Whether Olmsted ever read “Nature” is impossible to know (Olmsted’s education was sporadic and piecemeal, at best), but his design of Central Park certainly acts as a living illustration of Emerson’s philosophy of Transcendentalism.
Olmsted’s goal was to suffuse nature back into the soul of each visitor to the park by creating a sense of nature’s wholeness that was completely separate from the distractions of the surrounding city. He did so by creating inspiring vista after inspiring vista, as if one were walking down a gallery of paintings, until one made contact with the inner genius of nature herself.
If Emerson brought the philosophy of Transcendentalism to the intellectual world of his day, it is fair to say that Olmsted brought it to the urban world.
In my own, lesser way, I try to bring it to the world of teenagers in my young adult adventure series, Central Park Story.
It is well-known that, ever since the 1950s, American schools have been in crisis mode, falling behind other countries such as Russia and Japan and China in core subjects such as mathematics and science.
Congress passed the National Defense of Education Act in 1958, and over the ensuing years, a series of other legislative acts, in an attempt to rectify these problems; but according to the Organization for Economic Cooperation and Development, in 2012, American students ranked 25th in math, 17th in science, and 14th in reading compared to students in 27 other countries.
To give you an idea of just how big a drop that is, America once ranked #1.
So, what is the cause, and what can be done to stop its seemingly inexorable slide?
In my young adult adventure series, Central Park Story, I attempt to resolve the issue by asking a slightly different question: what is education and how exactly do we learn? If we know the answer to that, the former question might become moot.
To cut to the chase, I don’t offer my readers a scientifically precise answer. After all, I am writing a fictional story meant to entertain! But in clarifying (and dramatizing) the issues, I suggest that a more open curriculum where mentoring plays a major role, is absolutely key.
This puts the burden, not on the curriculum or even the students. but on the quality and training of the teachers and the way they teach.

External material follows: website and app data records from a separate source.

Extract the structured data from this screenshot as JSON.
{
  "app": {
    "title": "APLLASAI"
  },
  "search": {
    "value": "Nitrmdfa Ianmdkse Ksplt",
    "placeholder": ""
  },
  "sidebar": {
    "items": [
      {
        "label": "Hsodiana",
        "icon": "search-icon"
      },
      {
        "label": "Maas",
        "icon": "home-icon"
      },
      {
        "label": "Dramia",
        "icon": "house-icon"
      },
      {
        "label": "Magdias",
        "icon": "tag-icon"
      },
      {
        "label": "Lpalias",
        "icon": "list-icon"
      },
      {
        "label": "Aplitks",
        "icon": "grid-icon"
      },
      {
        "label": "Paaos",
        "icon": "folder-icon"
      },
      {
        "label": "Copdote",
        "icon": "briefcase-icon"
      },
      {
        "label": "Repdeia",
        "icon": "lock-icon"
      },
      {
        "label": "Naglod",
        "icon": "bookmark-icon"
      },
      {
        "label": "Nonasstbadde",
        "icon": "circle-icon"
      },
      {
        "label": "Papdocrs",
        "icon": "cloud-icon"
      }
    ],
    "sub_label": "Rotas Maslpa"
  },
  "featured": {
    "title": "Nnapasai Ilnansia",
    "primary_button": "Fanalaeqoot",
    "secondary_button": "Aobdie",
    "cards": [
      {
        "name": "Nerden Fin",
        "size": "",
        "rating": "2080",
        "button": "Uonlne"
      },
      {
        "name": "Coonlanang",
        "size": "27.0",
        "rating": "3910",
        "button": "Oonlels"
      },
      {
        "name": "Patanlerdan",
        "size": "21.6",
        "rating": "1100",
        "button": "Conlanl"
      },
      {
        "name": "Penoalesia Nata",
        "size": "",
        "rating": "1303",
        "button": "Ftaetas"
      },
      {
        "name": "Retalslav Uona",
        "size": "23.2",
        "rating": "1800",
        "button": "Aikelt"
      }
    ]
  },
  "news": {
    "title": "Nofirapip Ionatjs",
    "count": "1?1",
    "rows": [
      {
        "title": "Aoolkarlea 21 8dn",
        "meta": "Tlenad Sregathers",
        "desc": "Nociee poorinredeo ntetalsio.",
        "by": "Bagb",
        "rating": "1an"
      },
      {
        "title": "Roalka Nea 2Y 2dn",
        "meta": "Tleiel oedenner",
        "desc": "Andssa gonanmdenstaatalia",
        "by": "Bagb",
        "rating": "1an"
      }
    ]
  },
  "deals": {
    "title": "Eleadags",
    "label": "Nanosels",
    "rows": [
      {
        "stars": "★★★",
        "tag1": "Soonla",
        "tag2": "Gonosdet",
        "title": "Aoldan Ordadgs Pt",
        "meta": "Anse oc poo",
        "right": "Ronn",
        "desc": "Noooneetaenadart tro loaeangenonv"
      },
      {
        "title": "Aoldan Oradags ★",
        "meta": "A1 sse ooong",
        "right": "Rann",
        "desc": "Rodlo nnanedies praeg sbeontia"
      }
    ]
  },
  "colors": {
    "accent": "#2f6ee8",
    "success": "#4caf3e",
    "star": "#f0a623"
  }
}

As is the teacher, so is the student.
The Guggenheim Museum at 89th Street and Fifth was first conceived as a “temple of the spirit” that would facilitate a new way of looking at modern art.
Numerous locations in Manhattan were considered, but Mr. Guggenheim felt that the site’s proximity to Central Park was important. The park afforded relief from the city, while the building itself embodies architect, Frank Lloyd Wright’s, desire “to render the inherent plasticity of organic forms in architecture.”

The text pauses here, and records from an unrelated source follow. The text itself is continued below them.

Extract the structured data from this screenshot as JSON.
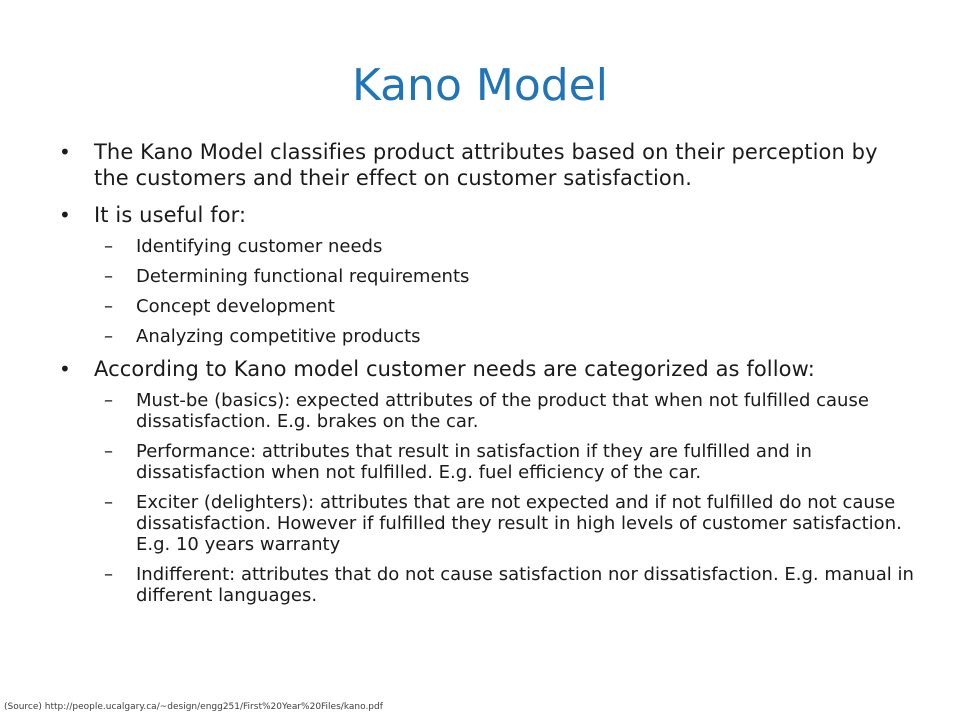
{
  "slide": {
    "title": "Kano Model",
    "title_color": "#1f75b8",
    "bullets": [
      {
        "marker": "•",
        "text": "The Kano Model classifies product attributes based on their perception by the customers and their effect on customer satisfaction."
      },
      {
        "marker": "•",
        "text": "It is useful for:"
      },
      {
        "marker": "•",
        "text": "According to Kano model customer needs are categorized as follow:"
      }
    ],
    "useful_for": [
      {
        "marker": "–",
        "text": "Identifying customer needs"
      },
      {
        "marker": "–",
        "text": "Determining functional requirements"
      },
      {
        "marker": "–",
        "text": "Concept development"
      },
      {
        "marker": "–",
        "text": "Analyzing competitive products"
      }
    ],
    "categories": [
      {
        "marker": "–",
        "text": "Must-be (basics): expected attributes of the product that when not fulfilled cause dissatisfaction. E.g. brakes on the car."
      },
      {
        "marker": "–",
        "text": "Performance: attributes that result in satisfaction if they are fulfilled and in dissatisfaction when not fulfilled. E.g. fuel efficiency of the car."
      },
      {
        "marker": "–",
        "text": "Exciter (delighters): attributes that are not expected and if not fulfilled do not cause dissatisfaction. However if fulfilled they result in high levels of customer satisfaction. E.g. 10 years warranty"
      },
      {
        "marker": "–",
        "text": "Indifferent: attributes that do not cause satisfaction nor dissatisfaction. E.g. manual in different languages."
      }
    ],
    "source": "(Source) http://people.ucalgary.ca/~design/engg251/First%20Year%20Files/kano.pdf"
  }
}
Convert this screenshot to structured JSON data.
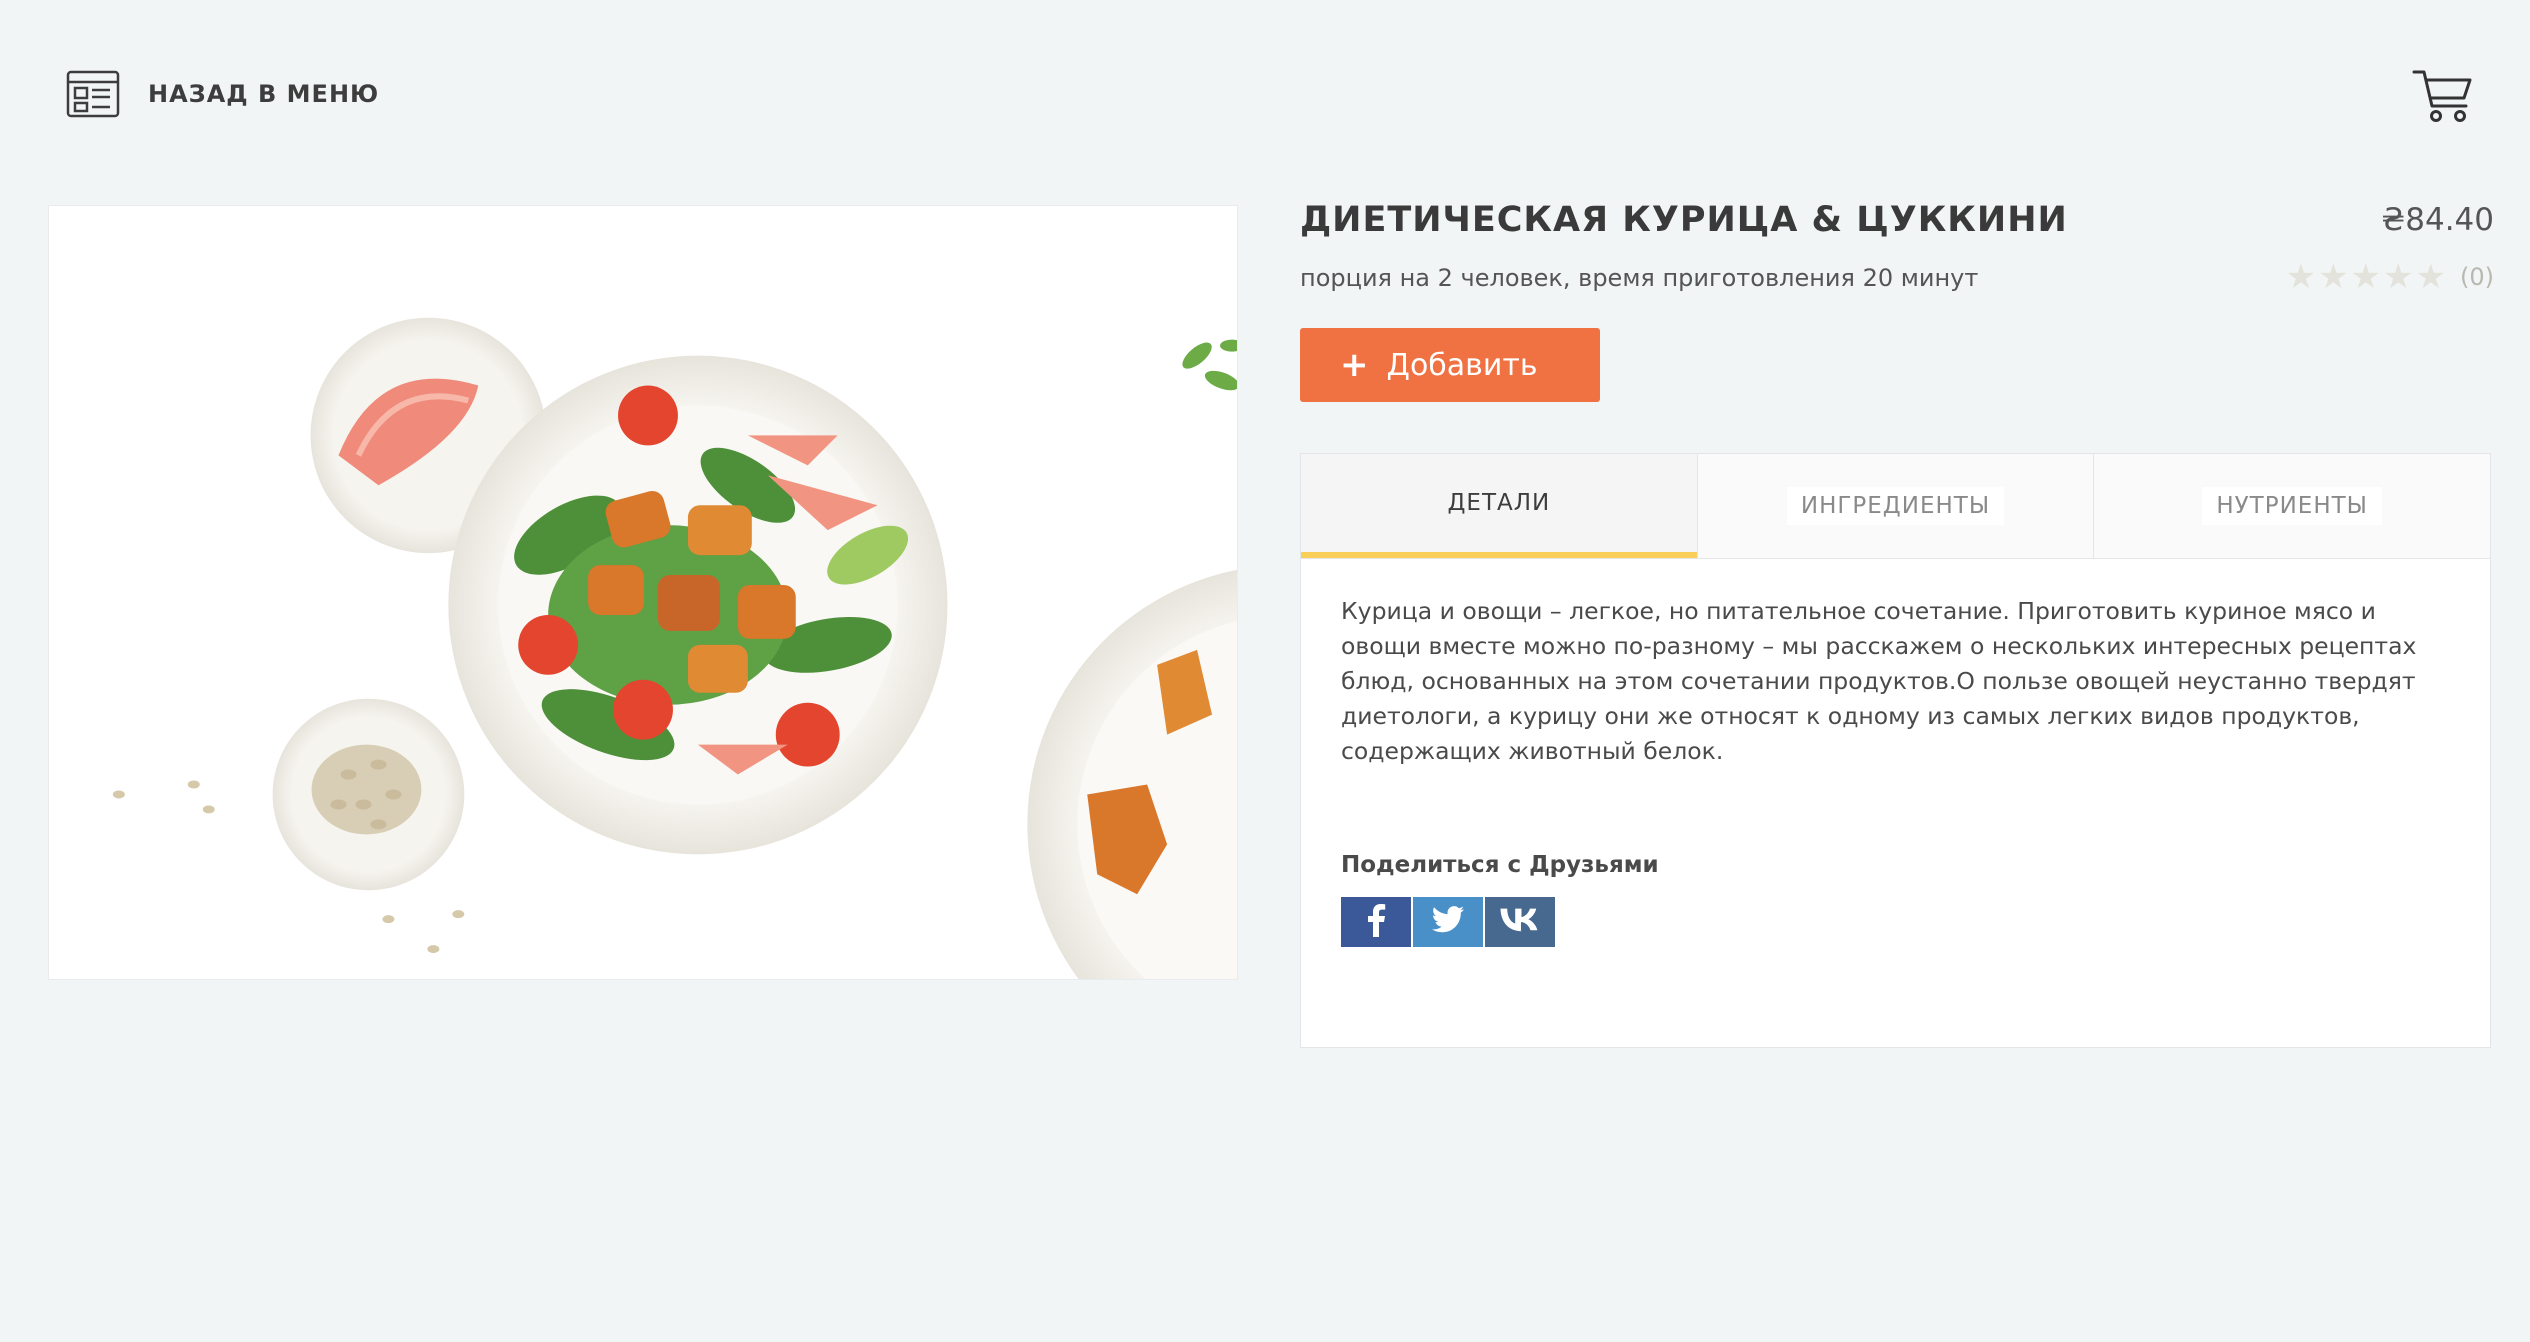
{
  "header": {
    "back_label": "НАЗАД В МЕНЮ",
    "back_icon": "menu-list-icon",
    "cart_icon": "shopping-cart-icon"
  },
  "product": {
    "title": "ДИЕТИЧЕСКАЯ КУРИЦА & ЦУККИНИ",
    "price": "₴84.40",
    "subtitle": "порция на 2 человек, время приготовления 20 минут",
    "rating": {
      "value": 0,
      "max": 5,
      "count_label": "(0)"
    },
    "image": "salad-with-chicken-photo"
  },
  "actions": {
    "add_label": "Добавить",
    "add_icon": "plus-icon"
  },
  "tabs": [
    {
      "label": "ДЕТАЛИ",
      "active": true
    },
    {
      "label": "ИНГРЕДИЕНТЫ",
      "active": false
    },
    {
      "label": "НУТРИЕНТЫ",
      "active": false
    }
  ],
  "details": {
    "description": "Курица и овощи – легкое, но питательное сочетание. Приготовить куриное мясо и овощи вместе можно по-разному – мы расскажем о нескольких интересных рецептах блюд, основанных на этом сочетании продуктов.О пользе овощей неустанно твердят диетологи, а курицу они же относят к одному из самых легких видов продуктов, содержащих животный белок.",
    "share_title": "Поделиться с Друзьями",
    "share_buttons": [
      {
        "icon": "facebook-icon"
      },
      {
        "icon": "twitter-icon"
      },
      {
        "icon": "vk-icon"
      }
    ]
  },
  "colors": {
    "accent": "#f07142",
    "tab_underline": "#f9cf5a",
    "background": "#f2f5f6",
    "facebook": "#3b5998",
    "twitter": "#4a90c8",
    "vk": "#47698f"
  }
}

In an equally subtle manner, this masterpiece of architecture embodies the same principle Olmsted himself espoused in the construction of his beloved park; that nature rules supreme.
I attempt to echo these same sentiments in the thoughts and actions of Christopher Middleton, the protagonist of my young adult adventure series, Central Park Story, who uses nature as a catalyst for change in his own life.
“Mad as a March hare” is a common English phrase, both now and in Lewis Carroll’s time.
It is reported in The Annotated Alice by Martin Gardner that this proverb is based on popular belief about the hares’ behavior at the beginning of the breeding season. Early in the season, unreceptive females often use their forelegs to repel overenthusiastic males.
Like the Mad Hatter, the March Hare feels compelled to behave as though it is always tea-time because the Hatter “murdered the time”. One of the original illustrations even shows him with straw on his head, a common way to depict madness in Victorian times.
In my young adult adventure series, Central Park Story, the Hare comes across as being more pragmatic than mad (after all the Hatter is mad enough!), forever checking the time and claiming to be late for one thing or the other.